Records to process Start Marker

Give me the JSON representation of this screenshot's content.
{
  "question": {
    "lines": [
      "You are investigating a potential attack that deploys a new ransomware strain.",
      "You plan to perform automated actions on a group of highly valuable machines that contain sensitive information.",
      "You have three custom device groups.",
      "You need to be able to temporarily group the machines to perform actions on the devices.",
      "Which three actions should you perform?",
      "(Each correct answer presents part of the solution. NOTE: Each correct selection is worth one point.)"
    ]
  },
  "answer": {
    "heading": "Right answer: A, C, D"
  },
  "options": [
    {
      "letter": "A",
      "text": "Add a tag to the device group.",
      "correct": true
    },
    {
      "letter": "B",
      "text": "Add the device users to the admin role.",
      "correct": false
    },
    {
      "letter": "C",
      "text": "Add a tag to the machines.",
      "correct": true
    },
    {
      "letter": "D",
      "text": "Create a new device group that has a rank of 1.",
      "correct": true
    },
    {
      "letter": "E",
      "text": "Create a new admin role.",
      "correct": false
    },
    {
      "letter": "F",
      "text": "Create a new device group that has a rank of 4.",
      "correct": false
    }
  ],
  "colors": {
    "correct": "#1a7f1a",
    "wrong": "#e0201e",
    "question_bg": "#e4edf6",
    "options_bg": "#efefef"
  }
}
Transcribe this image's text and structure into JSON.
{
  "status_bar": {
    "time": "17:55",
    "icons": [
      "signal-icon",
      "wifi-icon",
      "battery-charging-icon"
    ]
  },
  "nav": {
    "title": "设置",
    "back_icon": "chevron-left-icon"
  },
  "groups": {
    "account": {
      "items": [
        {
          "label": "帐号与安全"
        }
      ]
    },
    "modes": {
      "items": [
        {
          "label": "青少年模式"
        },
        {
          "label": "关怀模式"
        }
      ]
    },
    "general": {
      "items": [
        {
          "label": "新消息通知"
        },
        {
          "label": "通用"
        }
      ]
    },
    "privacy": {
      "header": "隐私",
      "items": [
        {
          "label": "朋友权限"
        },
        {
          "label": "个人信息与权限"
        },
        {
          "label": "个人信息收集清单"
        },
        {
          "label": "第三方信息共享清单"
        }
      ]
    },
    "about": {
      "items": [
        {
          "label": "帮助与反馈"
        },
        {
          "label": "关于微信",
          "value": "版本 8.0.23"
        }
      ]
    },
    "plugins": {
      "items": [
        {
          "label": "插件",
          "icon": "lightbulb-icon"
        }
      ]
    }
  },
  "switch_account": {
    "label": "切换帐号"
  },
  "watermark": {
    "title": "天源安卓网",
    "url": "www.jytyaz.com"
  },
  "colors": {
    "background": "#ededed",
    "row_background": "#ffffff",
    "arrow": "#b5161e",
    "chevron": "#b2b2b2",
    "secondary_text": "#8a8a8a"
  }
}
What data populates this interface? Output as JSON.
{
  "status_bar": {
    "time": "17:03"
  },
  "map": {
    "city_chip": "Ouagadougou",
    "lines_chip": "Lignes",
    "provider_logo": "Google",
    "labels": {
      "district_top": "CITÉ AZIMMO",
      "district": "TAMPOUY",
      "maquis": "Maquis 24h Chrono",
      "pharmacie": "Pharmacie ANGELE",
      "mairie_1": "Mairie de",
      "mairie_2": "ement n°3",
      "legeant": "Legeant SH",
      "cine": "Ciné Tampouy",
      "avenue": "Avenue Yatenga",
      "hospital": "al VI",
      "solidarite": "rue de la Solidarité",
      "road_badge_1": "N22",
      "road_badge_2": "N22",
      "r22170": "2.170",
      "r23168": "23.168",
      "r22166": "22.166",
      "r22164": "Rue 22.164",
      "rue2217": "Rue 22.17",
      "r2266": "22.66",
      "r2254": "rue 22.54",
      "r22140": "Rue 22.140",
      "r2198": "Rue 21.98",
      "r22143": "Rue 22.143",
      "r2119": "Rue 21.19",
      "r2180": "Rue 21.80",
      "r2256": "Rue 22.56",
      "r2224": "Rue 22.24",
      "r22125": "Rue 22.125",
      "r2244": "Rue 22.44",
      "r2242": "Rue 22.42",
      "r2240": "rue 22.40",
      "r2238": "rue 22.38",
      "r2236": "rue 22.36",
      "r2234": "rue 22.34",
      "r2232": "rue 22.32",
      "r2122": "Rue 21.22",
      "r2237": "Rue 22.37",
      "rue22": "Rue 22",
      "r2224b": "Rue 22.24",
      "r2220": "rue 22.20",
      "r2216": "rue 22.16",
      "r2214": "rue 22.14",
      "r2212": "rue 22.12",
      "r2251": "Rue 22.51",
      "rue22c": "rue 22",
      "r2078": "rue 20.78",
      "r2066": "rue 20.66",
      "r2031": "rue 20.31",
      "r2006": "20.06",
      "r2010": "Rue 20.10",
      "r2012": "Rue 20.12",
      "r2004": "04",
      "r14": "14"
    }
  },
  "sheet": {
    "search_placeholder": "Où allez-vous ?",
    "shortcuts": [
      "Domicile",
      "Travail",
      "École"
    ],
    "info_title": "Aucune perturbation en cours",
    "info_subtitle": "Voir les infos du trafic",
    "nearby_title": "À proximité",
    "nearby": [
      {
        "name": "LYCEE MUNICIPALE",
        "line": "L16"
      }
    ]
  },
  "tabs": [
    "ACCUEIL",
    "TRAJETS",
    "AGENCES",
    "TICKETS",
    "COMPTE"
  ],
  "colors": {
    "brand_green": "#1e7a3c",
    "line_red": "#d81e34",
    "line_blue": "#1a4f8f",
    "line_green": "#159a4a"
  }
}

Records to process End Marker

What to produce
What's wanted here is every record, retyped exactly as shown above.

The completed task
Give me the JSON representation of this screenshot's content.
{
  "question": {
    "lines": [
      "You are investigating a potential attack that deploys a new ransomware strain.",
      "You plan to perform automated actions on a group of highly valuable machines that contain sensitive information.",
      "You have three custom device groups.",
      "You need to be able to temporarily group the machines to perform actions on the devices.",
      "Which three actions should you perform?",
      "(Each correct answer presents part of the solution. NOTE: Each correct selection is worth one point.)"
    ]
  },
  "answer": {
    "heading": "Right answer: A, C, D"
  },
  "options": [
    {
      "letter": "A",
      "text": "Add a tag to the device group.",
      "correct": true
    },
    {
      "letter": "B",
      "text": "Add the device users to the admin role.",
      "correct": false
    },
    {
      "letter": "C",
      "text": "Add a tag to the machines.",
      "correct": true
    },
    {
      "letter": "D",
      "text": "Create a new device group that has a rank of 1.",
      "correct": true
    },
    {
      "letter": "E",
      "text": "Create a new admin role.",
      "correct": false
    },
    {
      "letter": "F",
      "text": "Create a new device group that has a rank of 4.",
      "correct": false
    }
  ],
  "colors": {
    "correct": "#1a7f1a",
    "wrong": "#e0201e",
    "question_bg": "#e4edf6",
    "options_bg": "#efefef"
  }
}
Transcribe this image's text and structure into JSON.
{
  "status_bar": {
    "time": "17:55",
    "icons": [
      "signal-icon",
      "wifi-icon",
      "battery-charging-icon"
    ]
  },
  "nav": {
    "title": "设置",
    "back_icon": "chevron-left-icon"
  },
  "groups": {
    "account": {
      "items": [
        {
          "label": "帐号与安全"
        }
      ]
    },
    "modes": {
      "items": [
        {
          "label": "青少年模式"
        },
        {
          "label": "关怀模式"
        }
      ]
    },
    "general": {
      "items": [
        {
          "label": "新消息通知"
        },
        {
          "label": "通用"
        }
      ]
    },
    "privacy": {
      "header": "隐私",
      "items": [
        {
          "label": "朋友权限"
        },
        {
          "label": "个人信息与权限"
        },
        {
          "label": "个人信息收集清单"
        },
        {
          "label": "第三方信息共享清单"
        }
      ]
    },
    "about": {
      "items": [
        {
          "label": "帮助与反馈"
        },
        {
          "label": "关于微信",
          "value": "版本 8.0.23"
        }
      ]
    },
    "plugins": {
      "items": [
        {
          "label": "插件",
          "icon": "lightbulb-icon"
        }
      ]
    }
  },
  "switch_account": {
    "label": "切换帐号"
  },
  "watermark": {
    "title": "天源安卓网",
    "url": "www.jytyaz.com"
  },
  "colors": {
    "background": "#ededed",
    "row_background": "#ffffff",
    "arrow": "#b5161e",
    "chevron": "#b2b2b2",
    "secondary_text": "#8a8a8a"
  }
}
What data populates this interface? Output as JSON.
{
  "status_bar": {
    "time": "17:03"
  },
  "map": {
    "city_chip": "Ouagadougou",
    "lines_chip": "Lignes",
    "provider_logo": "Google",
    "labels": {
      "district_top": "CITÉ AZIMMO",
      "district": "TAMPOUY",
      "maquis": "Maquis 24h Chrono",
      "pharmacie": "Pharmacie ANGELE",
      "mairie_1": "Mairie de",
      "mairie_2": "ement n°3",
      "legeant": "Legeant SH",
      "cine": "Ciné Tampouy",
      "avenue": "Avenue Yatenga",
      "hospital": "al VI",
      "solidarite": "rue de la Solidarité",
      "road_badge_1": "N22",
      "road_badge_2": "N22",
      "r22170": "2.170",
      "r23168": "23.168",
      "r22166": "22.166",
      "r22164": "Rue 22.164",
      "rue2217": "Rue 22.17",
      "r2266": "22.66",
      "r2254": "rue 22.54",
      "r22140": "Rue 22.140",
      "r2198": "Rue 21.98",
      "r22143": "Rue 22.143",
      "r2119": "Rue 21.19",
      "r2180": "Rue 21.80",
      "r2256": "Rue 22.56",
      "r2224": "Rue 22.24",
      "r22125": "Rue 22.125",
      "r2244": "Rue 22.44",
      "r2242": "Rue 22.42",
      "r2240": "rue 22.40",
      "r2238": "rue 22.38",
      "r2236": "rue 22.36",
      "r2234": "rue 22.34",
      "r2232": "rue 22.32",
      "r2122": "Rue 21.22",
      "r2237": "Rue 22.37",
      "rue22": "Rue 22",
      "r2224b": "Rue 22.24",
      "r2220": "rue 22.20",
      "r2216": "rue 22.16",
      "r2214": "rue 22.14",
      "r2212": "rue 22.12",
      "r2251": "Rue 22.51",
      "rue22c": "rue 22",
      "r2078": "rue 20.78",
      "r2066": "rue 20.66",
      "r2031": "rue 20.31",
      "r2006": "20.06",
      "r2010": "Rue 20.10",
      "r2012": "Rue 20.12",
      "r2004": "04",
      "r14": "14"
    }
  },
  "sheet": {
    "search_placeholder": "Où allez-vous ?",
    "shortcuts": [
      "Domicile",
      "Travail",
      "École"
    ],
    "info_title": "Aucune perturbation en cours",
    "info_subtitle": "Voir les infos du trafic",
    "nearby_title": "À proximité",
    "nearby": [
      {
        "name": "LYCEE MUNICIPALE",
        "line": "L16"
      }
    ]
  },
  "tabs": [
    "ACCUEIL",
    "TRAJETS",
    "AGENCES",
    "TICKETS",
    "COMPTE"
  ],
  "colors": {
    "brand_green": "#1e7a3c",
    "line_red": "#d81e34",
    "line_blue": "#1a4f8f",
    "line_green": "#159a4a"
  }
}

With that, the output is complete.